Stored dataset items
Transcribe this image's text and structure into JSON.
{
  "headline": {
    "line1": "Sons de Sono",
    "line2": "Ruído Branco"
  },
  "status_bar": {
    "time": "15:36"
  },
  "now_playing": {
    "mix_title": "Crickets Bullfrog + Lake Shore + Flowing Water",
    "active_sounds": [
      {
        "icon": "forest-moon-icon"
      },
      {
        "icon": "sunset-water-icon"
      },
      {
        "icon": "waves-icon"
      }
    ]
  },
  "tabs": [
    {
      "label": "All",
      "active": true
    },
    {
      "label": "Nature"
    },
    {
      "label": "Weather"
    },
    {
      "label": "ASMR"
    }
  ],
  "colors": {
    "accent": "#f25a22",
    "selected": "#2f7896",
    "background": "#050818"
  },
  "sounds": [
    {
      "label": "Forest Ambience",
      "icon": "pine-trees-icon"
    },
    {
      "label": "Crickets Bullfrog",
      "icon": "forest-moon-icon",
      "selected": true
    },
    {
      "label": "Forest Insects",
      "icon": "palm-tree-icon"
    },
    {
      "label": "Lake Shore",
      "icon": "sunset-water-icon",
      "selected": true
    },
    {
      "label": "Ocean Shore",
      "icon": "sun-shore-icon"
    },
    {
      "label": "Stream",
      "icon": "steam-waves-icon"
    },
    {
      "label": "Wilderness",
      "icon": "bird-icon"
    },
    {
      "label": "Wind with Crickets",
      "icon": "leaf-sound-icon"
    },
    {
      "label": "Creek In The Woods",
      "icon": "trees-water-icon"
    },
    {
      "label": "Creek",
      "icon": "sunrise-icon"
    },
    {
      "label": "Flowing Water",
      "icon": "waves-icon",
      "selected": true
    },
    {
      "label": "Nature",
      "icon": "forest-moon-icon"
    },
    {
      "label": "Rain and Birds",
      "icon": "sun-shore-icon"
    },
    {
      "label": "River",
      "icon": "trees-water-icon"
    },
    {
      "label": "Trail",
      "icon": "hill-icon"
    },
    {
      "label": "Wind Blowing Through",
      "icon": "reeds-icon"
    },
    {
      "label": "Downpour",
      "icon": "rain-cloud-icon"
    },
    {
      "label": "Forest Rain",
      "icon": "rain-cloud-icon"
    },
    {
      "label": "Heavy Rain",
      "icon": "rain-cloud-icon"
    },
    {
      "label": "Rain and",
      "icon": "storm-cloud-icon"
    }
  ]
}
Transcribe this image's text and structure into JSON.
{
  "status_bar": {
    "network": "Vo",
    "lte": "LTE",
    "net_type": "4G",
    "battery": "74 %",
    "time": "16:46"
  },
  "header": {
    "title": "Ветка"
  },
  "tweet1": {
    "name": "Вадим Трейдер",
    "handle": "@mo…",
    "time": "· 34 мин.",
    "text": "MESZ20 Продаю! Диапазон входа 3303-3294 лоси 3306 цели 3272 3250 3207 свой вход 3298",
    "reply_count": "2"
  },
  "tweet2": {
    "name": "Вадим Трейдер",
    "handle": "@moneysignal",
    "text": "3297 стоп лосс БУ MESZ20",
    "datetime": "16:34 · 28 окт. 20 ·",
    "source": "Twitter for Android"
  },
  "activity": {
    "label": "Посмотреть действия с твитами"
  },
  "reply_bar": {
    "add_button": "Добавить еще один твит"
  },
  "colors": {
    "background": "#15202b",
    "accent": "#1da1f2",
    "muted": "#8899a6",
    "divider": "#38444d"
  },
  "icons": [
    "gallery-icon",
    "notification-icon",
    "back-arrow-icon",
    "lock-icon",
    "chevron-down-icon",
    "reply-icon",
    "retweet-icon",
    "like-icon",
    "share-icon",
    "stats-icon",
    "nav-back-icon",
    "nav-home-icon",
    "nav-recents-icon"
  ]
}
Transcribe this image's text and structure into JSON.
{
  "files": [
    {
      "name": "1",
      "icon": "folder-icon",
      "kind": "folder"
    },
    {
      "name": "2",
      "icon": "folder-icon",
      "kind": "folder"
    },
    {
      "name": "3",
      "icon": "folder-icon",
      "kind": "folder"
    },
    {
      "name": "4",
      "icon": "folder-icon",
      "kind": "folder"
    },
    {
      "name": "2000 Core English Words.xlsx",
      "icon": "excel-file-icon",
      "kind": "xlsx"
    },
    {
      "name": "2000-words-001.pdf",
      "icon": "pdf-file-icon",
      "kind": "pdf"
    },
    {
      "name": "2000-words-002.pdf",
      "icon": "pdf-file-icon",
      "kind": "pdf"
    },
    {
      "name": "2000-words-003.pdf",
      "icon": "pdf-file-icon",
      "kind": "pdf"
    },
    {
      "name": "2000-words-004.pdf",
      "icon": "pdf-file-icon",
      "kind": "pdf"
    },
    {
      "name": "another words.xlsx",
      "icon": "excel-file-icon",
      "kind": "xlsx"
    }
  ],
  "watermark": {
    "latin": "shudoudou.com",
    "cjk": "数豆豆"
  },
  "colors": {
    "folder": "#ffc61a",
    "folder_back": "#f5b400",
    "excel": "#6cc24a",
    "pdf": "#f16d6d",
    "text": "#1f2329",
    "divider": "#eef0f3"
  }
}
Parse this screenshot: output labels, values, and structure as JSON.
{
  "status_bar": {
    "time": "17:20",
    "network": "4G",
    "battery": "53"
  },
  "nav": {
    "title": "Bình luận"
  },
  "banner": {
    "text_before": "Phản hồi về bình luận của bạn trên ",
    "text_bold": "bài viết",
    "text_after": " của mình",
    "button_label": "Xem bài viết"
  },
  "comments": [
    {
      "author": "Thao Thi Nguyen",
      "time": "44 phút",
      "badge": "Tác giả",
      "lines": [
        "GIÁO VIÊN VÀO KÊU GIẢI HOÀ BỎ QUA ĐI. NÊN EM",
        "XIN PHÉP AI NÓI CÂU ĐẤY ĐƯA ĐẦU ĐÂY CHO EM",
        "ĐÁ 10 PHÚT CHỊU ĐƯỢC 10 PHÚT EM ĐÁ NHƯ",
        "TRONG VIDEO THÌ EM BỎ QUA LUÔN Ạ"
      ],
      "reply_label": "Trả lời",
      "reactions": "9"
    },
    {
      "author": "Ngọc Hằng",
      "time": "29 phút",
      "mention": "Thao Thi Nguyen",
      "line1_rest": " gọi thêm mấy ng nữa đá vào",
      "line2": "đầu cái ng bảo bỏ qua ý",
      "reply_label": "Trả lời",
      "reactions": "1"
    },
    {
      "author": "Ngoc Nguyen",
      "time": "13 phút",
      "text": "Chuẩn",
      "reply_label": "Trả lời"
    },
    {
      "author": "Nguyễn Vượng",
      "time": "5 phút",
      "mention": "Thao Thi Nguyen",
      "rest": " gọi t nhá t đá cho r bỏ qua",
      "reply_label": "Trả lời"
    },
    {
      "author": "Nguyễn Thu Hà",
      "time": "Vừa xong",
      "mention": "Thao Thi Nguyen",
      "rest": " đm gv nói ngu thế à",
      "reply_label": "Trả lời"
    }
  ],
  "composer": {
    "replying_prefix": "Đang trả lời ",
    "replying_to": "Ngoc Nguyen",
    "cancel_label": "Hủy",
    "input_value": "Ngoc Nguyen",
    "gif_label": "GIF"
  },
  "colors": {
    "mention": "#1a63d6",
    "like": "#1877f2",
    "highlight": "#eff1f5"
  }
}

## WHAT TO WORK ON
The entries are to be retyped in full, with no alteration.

## REPLY TO THE EXERCISE
Transcribe this image's text and structure into JSON.
{
  "headline": {
    "line1": "Sons de Sono",
    "line2": "Ruído Branco"
  },
  "status_bar": {
    "time": "15:36"
  },
  "now_playing": {
    "mix_title": "Crickets Bullfrog + Lake Shore + Flowing Water",
    "active_sounds": [
      {
        "icon": "forest-moon-icon"
      },
      {
        "icon": "sunset-water-icon"
      },
      {
        "icon": "waves-icon"
      }
    ]
  },
  "tabs": [
    {
      "label": "All",
      "active": true
    },
    {
      "label": "Nature"
    },
    {
      "label": "Weather"
    },
    {
      "label": "ASMR"
    }
  ],
  "colors": {
    "accent": "#f25a22",
    "selected": "#2f7896",
    "background": "#050818"
  },
  "sounds": [
    {
      "label": "Forest Ambience",
      "icon": "pine-trees-icon"
    },
    {
      "label": "Crickets Bullfrog",
      "icon": "forest-moon-icon",
      "selected": true
    },
    {
      "label": "Forest Insects",
      "icon": "palm-tree-icon"
    },
    {
      "label": "Lake Shore",
      "icon": "sunset-water-icon",
      "selected": true
    },
    {
      "label": "Ocean Shore",
      "icon": "sun-shore-icon"
    },
    {
      "label": "Stream",
      "icon": "steam-waves-icon"
    },
    {
      "label": "Wilderness",
      "icon": "bird-icon"
    },
    {
      "label": "Wind with Crickets",
      "icon": "leaf-sound-icon"
    },
    {
      "label": "Creek In The Woods",
      "icon": "trees-water-icon"
    },
    {
      "label": "Creek",
      "icon": "sunrise-icon"
    },
    {
      "label": "Flowing Water",
      "icon": "waves-icon",
      "selected": true
    },
    {
      "label": "Nature",
      "icon": "forest-moon-icon"
    },
    {
      "label": "Rain and Birds",
      "icon": "sun-shore-icon"
    },
    {
      "label": "River",
      "icon": "trees-water-icon"
    },
    {
      "label": "Trail",
      "icon": "hill-icon"
    },
    {
      "label": "Wind Blowing Through",
      "icon": "reeds-icon"
    },
    {
      "label": "Downpour",
      "icon": "rain-cloud-icon"
    },
    {
      "label": "Forest Rain",
      "icon": "rain-cloud-icon"
    },
    {
      "label": "Heavy Rain",
      "icon": "rain-cloud-icon"
    },
    {
      "label": "Rain and",
      "icon": "storm-cloud-icon"
    }
  ]
}
Transcribe this image's text and structure into JSON.
{
  "status_bar": {
    "network": "Vo",
    "lte": "LTE",
    "net_type": "4G",
    "battery": "74 %",
    "time": "16:46"
  },
  "header": {
    "title": "Ветка"
  },
  "tweet1": {
    "name": "Вадим Трейдер",
    "handle": "@mo…",
    "time": "· 34 мин.",
    "text": "MESZ20 Продаю! Диапазон входа 3303-3294 лоси 3306 цели 3272 3250 3207 свой вход 3298",
    "reply_count": "2"
  },
  "tweet2": {
    "name": "Вадим Трейдер",
    "handle": "@moneysignal",
    "text": "3297 стоп лосс БУ MESZ20",
    "datetime": "16:34 · 28 окт. 20 ·",
    "source": "Twitter for Android"
  },
  "activity": {
    "label": "Посмотреть действия с твитами"
  },
  "reply_bar": {
    "add_button": "Добавить еще один твит"
  },
  "colors": {
    "background": "#15202b",
    "accent": "#1da1f2",
    "muted": "#8899a6",
    "divider": "#38444d"
  },
  "icons": [
    "gallery-icon",
    "notification-icon",
    "back-arrow-icon",
    "lock-icon",
    "chevron-down-icon",
    "reply-icon",
    "retweet-icon",
    "like-icon",
    "share-icon",
    "stats-icon",
    "nav-back-icon",
    "nav-home-icon",
    "nav-recents-icon"
  ]
}
Transcribe this image's text and structure into JSON.
{
  "files": [
    {
      "name": "1",
      "icon": "folder-icon",
      "kind": "folder"
    },
    {
      "name": "2",
      "icon": "folder-icon",
      "kind": "folder"
    },
    {
      "name": "3",
      "icon": "folder-icon",
      "kind": "folder"
    },
    {
      "name": "4",
      "icon": "folder-icon",
      "kind": "folder"
    },
    {
      "name": "2000 Core English Words.xlsx",
      "icon": "excel-file-icon",
      "kind": "xlsx"
    },
    {
      "name": "2000-words-001.pdf",
      "icon": "pdf-file-icon",
      "kind": "pdf"
    },
    {
      "name": "2000-words-002.pdf",
      "icon": "pdf-file-icon",
      "kind": "pdf"
    },
    {
      "name": "2000-words-003.pdf",
      "icon": "pdf-file-icon",
      "kind": "pdf"
    },
    {
      "name": "2000-words-004.pdf",
      "icon": "pdf-file-icon",
      "kind": "pdf"
    },
    {
      "name": "another words.xlsx",
      "icon": "excel-file-icon",
      "kind": "xlsx"
    }
  ],
  "watermark": {
    "latin": "shudoudou.com",
    "cjk": "数豆豆"
  },
  "colors": {
    "folder": "#ffc61a",
    "folder_back": "#f5b400",
    "excel": "#6cc24a",
    "pdf": "#f16d6d",
    "text": "#1f2329",
    "divider": "#eef0f3"
  }
}
Parse this screenshot: output labels, values, and structure as JSON.
{
  "status_bar": {
    "time": "17:20",
    "network": "4G",
    "battery": "53"
  },
  "nav": {
    "title": "Bình luận"
  },
  "banner": {
    "text_before": "Phản hồi về bình luận của bạn trên ",
    "text_bold": "bài viết",
    "text_after": " của mình",
    "button_label": "Xem bài viết"
  },
  "comments": [
    {
      "author": "Thao Thi Nguyen",
      "time": "44 phút",
      "badge": "Tác giả",
      "lines": [
        "GIÁO VIÊN VÀO KÊU GIẢI HOÀ BỎ QUA ĐI. NÊN EM",
        "XIN PHÉP AI NÓI CÂU ĐẤY ĐƯA ĐẦU ĐÂY CHO EM",
        "ĐÁ 10 PHÚT CHỊU ĐƯỢC 10 PHÚT EM ĐÁ NHƯ",
        "TRONG VIDEO THÌ EM BỎ QUA LUÔN Ạ"
      ],
      "reply_label": "Trả lời",
      "reactions": "9"
    },
    {
      "author": "Ngọc Hằng",
      "time": "29 phút",
      "mention": "Thao Thi Nguyen",
      "line1_rest": " gọi thêm mấy ng nữa đá vào",
      "line2": "đầu cái ng bảo bỏ qua ý",
      "reply_label": "Trả lời",
      "reactions": "1"
    },
    {
      "author": "Ngoc Nguyen",
      "time": "13 phút",
      "text": "Chuẩn",
      "reply_label": "Trả lời"
    },
    {
      "author": "Nguyễn Vượng",
      "time": "5 phút",
      "mention": "Thao Thi Nguyen",
      "rest": " gọi t nhá t đá cho r bỏ qua",
      "reply_label": "Trả lời"
    },
    {
      "author": "Nguyễn Thu Hà",
      "time": "Vừa xong",
      "mention": "Thao Thi Nguyen",
      "rest": " đm gv nói ngu thế à",
      "reply_label": "Trả lời"
    }
  ],
  "composer": {
    "replying_prefix": "Đang trả lời ",
    "replying_to": "Ngoc Nguyen",
    "cancel_label": "Hủy",
    "input_value": "Ngoc Nguyen",
    "gif_label": "GIF"
  },
  "colors": {
    "mention": "#1a63d6",
    "like": "#1877f2",
    "highlight": "#eff1f5"
  }
}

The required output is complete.